This cautionary novel for mature audiences, the first in an anticipated series, looks at teenage desires and vulnerabilities gone haywire.
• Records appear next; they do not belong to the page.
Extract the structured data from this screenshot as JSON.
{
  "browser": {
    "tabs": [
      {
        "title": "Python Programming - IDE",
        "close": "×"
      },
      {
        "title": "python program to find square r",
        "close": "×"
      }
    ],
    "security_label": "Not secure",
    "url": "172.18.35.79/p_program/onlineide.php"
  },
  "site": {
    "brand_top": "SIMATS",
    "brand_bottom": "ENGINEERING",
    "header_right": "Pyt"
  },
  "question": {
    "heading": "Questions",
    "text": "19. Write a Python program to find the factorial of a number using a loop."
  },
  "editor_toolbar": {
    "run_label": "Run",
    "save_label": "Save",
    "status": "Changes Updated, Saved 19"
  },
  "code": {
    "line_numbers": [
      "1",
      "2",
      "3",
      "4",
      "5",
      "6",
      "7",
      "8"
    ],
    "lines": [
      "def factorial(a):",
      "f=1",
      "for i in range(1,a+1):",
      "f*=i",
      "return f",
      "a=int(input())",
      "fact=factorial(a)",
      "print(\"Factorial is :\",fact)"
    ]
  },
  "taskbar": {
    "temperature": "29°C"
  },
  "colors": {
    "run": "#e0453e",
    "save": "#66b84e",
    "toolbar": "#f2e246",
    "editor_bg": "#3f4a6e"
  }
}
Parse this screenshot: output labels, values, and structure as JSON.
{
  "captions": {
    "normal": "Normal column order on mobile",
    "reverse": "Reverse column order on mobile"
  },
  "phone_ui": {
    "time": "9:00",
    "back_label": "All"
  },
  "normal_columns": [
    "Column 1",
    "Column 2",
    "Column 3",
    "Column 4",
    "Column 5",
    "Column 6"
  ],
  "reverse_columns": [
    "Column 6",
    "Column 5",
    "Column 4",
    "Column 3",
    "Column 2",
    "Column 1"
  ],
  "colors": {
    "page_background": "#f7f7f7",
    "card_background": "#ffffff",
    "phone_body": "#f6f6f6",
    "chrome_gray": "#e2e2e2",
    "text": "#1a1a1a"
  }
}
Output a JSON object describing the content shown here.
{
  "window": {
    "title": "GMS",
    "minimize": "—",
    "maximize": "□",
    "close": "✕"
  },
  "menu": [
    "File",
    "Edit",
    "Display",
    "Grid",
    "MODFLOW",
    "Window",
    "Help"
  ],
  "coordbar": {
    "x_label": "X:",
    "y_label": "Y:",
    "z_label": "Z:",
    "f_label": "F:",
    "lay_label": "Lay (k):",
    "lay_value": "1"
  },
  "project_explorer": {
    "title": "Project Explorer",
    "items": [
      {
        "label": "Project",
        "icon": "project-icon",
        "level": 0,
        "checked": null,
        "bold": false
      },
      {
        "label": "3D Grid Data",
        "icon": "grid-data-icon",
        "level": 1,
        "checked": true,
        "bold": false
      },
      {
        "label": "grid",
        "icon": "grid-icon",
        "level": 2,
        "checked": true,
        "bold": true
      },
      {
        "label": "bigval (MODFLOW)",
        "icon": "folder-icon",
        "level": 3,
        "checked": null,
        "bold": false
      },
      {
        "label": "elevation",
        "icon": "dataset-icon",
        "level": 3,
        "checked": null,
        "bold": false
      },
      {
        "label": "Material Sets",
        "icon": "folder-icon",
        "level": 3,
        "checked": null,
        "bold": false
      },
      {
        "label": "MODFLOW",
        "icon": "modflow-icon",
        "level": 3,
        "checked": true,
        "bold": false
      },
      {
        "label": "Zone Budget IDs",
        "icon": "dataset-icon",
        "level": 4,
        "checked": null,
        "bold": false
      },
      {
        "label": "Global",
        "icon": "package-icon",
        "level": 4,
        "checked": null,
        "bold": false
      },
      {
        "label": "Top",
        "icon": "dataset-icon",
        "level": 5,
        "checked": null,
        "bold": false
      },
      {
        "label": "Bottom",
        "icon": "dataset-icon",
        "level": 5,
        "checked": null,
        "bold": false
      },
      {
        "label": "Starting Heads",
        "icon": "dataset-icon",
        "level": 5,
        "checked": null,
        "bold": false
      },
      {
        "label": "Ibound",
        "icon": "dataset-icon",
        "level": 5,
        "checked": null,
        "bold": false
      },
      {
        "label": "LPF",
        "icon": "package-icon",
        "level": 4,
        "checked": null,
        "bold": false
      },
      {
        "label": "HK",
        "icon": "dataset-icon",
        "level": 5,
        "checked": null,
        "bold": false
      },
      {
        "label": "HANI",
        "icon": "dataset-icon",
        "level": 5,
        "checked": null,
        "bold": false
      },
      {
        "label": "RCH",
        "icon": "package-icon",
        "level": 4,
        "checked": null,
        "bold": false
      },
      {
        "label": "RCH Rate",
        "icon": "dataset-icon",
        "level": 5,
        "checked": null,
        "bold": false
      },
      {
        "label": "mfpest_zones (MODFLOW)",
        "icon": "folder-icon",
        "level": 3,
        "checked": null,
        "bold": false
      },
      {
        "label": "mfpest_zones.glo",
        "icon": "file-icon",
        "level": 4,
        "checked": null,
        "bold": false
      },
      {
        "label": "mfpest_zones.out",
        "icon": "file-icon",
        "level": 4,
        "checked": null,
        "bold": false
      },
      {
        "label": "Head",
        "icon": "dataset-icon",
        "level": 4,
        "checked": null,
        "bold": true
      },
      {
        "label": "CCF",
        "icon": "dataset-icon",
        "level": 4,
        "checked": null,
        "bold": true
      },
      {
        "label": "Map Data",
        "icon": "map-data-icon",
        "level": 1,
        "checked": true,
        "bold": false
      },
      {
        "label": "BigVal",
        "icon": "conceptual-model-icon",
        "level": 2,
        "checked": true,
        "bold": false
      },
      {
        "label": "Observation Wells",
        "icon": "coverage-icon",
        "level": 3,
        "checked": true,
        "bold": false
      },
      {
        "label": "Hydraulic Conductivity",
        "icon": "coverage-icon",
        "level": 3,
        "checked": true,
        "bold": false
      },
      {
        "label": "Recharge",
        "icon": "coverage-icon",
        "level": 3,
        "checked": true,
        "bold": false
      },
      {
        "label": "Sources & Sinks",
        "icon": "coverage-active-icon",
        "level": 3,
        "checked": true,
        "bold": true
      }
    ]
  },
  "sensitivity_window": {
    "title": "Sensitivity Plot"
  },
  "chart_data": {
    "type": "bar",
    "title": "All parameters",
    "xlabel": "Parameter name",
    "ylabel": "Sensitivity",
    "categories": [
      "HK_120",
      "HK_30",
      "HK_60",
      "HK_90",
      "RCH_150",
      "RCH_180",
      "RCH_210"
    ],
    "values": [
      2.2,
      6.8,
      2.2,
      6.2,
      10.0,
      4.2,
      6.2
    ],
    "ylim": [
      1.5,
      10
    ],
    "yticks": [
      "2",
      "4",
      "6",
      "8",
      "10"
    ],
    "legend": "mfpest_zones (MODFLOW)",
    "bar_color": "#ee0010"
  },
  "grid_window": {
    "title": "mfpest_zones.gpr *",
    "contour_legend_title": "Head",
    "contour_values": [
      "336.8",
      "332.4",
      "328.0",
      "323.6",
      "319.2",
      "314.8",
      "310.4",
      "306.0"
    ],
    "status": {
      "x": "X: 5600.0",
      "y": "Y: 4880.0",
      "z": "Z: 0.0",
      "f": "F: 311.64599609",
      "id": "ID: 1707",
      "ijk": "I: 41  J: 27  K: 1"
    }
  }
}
The teenage years: when one just wants to be wanted. Resles’ (The Bess M. Gilbert Art Collection, 2012, as L. E. Lomax) novel opens as Carleigh awakens in her suburban California home on the eve of her 15th birthday. A few pages into the story, Carleigh confides to readers that she was molested at age 10 (though she’s kept it a secret), that she and her brother don’t get along, and that her mother, who’s unfair about chores, sometimes slaps her. This kind of ping-ponging between dark horrors and run-of-the mill teenage gripes sets the tone for the rest of the novel. The author gives Carleigh a diffuse, superficial voice that’s dissociated from her life’s minor dramas and brief spells of happiness as well as its endless chain of tragedies. Such disconnectedness might very well be an authentic affect for a 15-year-old girl, particularly a survivor of abuse, but here, it doesn’t make for an especially engaging read. The experience is similar to reading an adolescent diary—equal parts embarrassing, somewhat appalling and tiresome—with a lead character who, despite her hardships, isn’t particularly sympathetic. As Carleigh’s 15th year progresses, she embarks on a series of escalating sexual encounters, many of them involuntary. Every male in her life, it seems, is eager to sexually possess her—her high school is apparently populated almost exclusively by predators—and her only ally is the golden-haired boy next door, Aiken, who, frankly, does some pretty creepy things, too. Aiken’s best friend, inexplicably, is a police officer and a pedophile who uses his power and brute force to make Carleigh submit to him in unspeakable ways. Carleigh provides the full, gory details of these attacks in a maddeningly adolescent, dramatic but oddly emotionless tone: “God, he is such a freak! I loathe him with every ounce of my being!” The overall effect can be disturbingly voyeuristic: Readers find out a lot about what other people do to Carleigh’s body but very little about the inner workings of her mind.
A graphic, violent and rather shallow novel about a highly sexualized girl; decidedly inappropriate for teens.